WHAT YOU SHOULD DO
Your task is to copy every line below that contains the word "conversations".

DATA EXTRACT
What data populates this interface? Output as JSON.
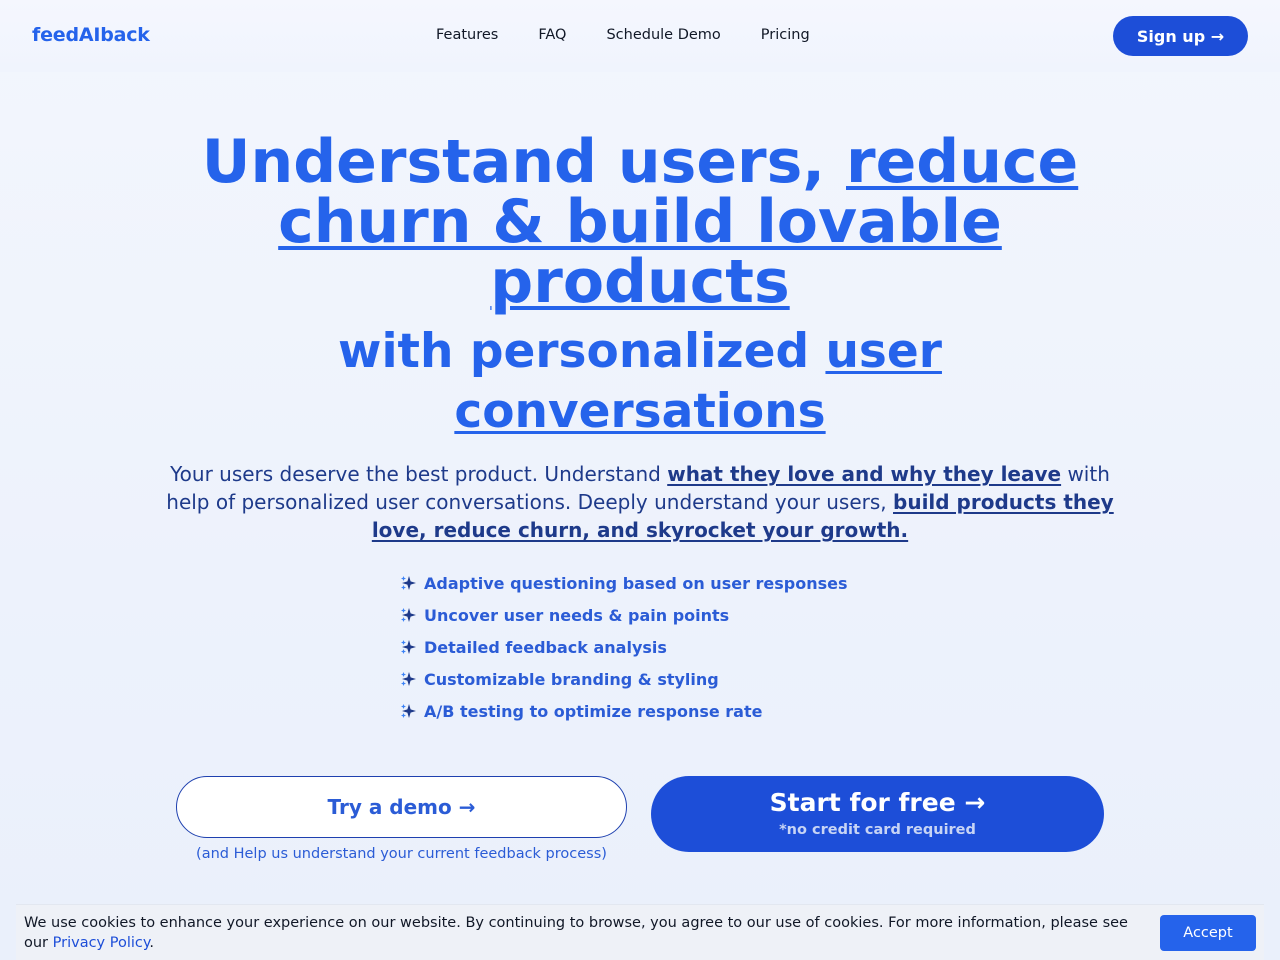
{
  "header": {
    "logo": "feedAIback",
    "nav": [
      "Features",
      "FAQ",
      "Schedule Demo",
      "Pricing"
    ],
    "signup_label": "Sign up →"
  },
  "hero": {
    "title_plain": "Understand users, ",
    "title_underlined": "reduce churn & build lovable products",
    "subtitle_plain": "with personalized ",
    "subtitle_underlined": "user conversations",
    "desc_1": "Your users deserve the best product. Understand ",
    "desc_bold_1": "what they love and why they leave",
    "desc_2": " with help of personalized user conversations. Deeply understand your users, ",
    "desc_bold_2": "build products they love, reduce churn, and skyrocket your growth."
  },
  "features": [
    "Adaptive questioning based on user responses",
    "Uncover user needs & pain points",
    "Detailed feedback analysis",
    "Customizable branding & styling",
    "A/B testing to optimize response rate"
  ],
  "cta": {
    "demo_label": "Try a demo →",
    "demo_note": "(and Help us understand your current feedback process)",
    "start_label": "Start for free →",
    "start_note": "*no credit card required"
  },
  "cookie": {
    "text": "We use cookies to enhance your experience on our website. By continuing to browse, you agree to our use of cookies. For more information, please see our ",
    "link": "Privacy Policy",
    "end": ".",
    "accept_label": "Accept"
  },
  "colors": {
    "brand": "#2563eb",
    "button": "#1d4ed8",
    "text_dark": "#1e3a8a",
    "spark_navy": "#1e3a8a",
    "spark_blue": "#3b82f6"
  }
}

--

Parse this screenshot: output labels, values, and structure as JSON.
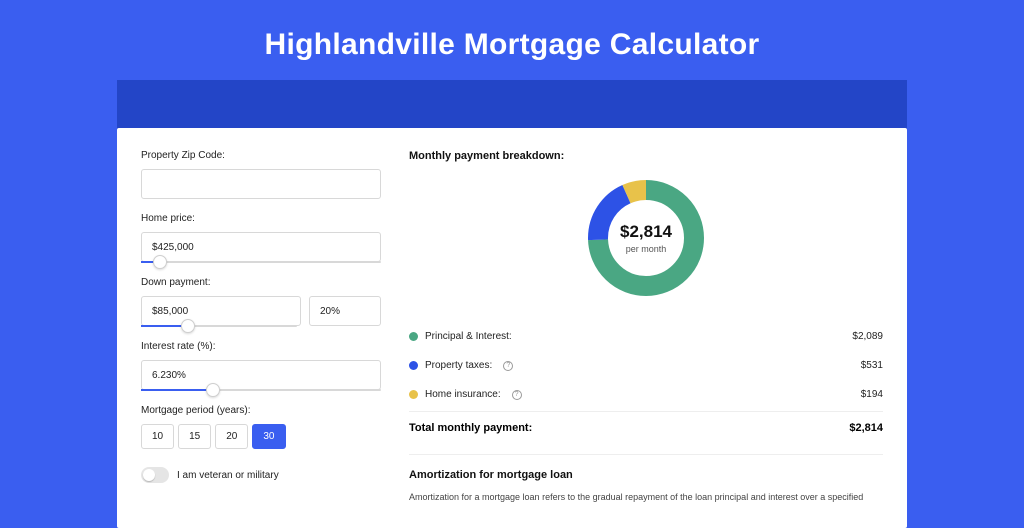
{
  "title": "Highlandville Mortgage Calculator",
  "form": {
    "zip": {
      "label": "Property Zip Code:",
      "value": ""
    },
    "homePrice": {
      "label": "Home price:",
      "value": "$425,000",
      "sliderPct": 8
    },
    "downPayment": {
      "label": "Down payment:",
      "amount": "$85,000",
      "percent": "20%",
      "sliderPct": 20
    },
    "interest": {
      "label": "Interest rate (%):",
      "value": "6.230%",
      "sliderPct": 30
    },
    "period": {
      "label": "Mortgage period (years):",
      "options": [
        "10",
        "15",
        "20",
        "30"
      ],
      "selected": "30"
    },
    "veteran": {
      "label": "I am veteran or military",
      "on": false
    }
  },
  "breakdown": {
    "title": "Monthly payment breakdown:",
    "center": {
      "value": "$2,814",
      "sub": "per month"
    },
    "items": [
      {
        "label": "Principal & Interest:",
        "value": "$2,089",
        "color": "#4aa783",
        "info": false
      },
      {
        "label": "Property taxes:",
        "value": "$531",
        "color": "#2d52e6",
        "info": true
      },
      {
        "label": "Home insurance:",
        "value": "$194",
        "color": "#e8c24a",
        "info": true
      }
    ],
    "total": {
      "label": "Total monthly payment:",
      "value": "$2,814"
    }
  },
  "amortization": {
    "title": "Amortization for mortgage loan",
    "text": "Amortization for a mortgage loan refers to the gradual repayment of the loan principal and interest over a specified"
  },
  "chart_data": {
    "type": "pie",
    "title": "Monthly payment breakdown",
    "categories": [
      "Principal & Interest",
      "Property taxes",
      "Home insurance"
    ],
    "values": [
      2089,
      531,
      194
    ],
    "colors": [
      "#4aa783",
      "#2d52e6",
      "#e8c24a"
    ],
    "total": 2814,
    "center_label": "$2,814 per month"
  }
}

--

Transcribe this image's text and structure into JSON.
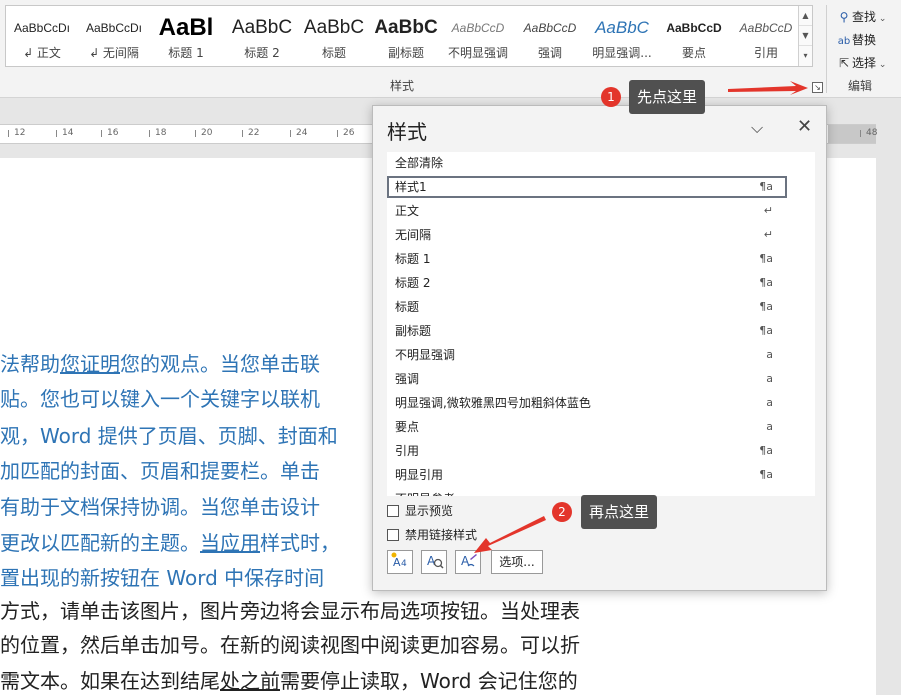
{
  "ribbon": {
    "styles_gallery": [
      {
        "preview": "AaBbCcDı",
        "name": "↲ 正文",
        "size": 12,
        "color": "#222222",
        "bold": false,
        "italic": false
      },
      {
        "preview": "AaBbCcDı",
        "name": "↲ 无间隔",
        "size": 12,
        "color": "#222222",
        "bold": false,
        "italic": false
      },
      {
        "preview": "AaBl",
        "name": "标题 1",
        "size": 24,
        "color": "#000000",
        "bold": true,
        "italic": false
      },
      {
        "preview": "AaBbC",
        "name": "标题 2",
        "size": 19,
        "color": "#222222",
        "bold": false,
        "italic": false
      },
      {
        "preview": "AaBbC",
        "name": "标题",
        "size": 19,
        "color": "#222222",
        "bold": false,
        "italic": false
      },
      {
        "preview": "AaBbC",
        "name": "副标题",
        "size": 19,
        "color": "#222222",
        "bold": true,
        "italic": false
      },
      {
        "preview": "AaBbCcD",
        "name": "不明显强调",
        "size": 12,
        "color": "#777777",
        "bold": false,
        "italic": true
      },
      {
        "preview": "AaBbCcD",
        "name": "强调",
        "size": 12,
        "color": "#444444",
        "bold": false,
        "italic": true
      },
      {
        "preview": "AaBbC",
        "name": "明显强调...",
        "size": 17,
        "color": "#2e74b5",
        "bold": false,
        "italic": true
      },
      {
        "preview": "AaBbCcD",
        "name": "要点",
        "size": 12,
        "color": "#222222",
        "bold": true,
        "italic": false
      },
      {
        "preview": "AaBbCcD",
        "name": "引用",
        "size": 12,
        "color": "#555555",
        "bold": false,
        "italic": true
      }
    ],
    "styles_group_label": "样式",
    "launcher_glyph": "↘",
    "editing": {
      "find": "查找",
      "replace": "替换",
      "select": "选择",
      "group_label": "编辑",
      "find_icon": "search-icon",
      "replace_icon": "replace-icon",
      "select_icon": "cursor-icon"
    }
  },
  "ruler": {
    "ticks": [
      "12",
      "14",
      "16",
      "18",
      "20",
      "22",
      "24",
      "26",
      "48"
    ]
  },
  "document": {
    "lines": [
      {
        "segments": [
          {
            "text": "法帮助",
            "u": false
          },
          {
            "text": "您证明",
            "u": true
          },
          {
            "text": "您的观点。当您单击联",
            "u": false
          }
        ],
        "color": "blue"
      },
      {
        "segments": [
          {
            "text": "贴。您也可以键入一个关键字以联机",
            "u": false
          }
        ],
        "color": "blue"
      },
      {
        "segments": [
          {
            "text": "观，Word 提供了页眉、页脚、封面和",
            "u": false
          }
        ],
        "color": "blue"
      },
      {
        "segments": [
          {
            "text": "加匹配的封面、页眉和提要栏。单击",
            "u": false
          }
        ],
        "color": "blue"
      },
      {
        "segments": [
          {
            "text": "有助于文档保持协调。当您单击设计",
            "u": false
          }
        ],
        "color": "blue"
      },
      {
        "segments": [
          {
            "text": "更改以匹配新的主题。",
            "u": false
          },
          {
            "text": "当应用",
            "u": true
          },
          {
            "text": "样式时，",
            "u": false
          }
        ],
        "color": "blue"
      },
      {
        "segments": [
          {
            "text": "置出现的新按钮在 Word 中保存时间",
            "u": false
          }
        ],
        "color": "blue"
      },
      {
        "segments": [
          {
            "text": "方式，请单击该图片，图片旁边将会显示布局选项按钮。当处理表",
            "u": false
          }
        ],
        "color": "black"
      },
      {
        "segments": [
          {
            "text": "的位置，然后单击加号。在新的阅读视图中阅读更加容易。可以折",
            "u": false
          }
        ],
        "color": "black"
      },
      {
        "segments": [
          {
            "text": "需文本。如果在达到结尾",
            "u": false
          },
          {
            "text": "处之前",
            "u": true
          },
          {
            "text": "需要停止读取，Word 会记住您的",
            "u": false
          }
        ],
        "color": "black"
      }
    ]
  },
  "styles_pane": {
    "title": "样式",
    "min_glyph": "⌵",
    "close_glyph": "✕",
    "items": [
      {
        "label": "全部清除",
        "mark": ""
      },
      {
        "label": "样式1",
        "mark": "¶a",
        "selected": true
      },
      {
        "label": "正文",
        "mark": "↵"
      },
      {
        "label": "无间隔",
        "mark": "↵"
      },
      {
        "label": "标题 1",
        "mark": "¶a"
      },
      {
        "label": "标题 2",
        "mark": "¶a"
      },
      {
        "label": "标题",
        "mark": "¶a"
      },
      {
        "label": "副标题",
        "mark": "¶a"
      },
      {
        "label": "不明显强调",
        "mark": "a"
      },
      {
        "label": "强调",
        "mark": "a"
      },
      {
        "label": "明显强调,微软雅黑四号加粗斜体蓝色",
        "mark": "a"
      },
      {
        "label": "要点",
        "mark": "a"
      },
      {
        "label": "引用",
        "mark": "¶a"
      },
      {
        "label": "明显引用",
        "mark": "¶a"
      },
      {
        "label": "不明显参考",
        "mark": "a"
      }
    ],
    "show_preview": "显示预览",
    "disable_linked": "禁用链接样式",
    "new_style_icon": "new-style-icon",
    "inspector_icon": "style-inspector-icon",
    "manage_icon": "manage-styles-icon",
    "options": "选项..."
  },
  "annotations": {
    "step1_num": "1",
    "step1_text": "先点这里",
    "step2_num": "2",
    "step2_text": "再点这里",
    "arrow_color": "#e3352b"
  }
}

RESULT
    "subtitle_underlined": "user conversations",
    "desc_2": " with help of personalized user conversations. Deeply understand your users, ",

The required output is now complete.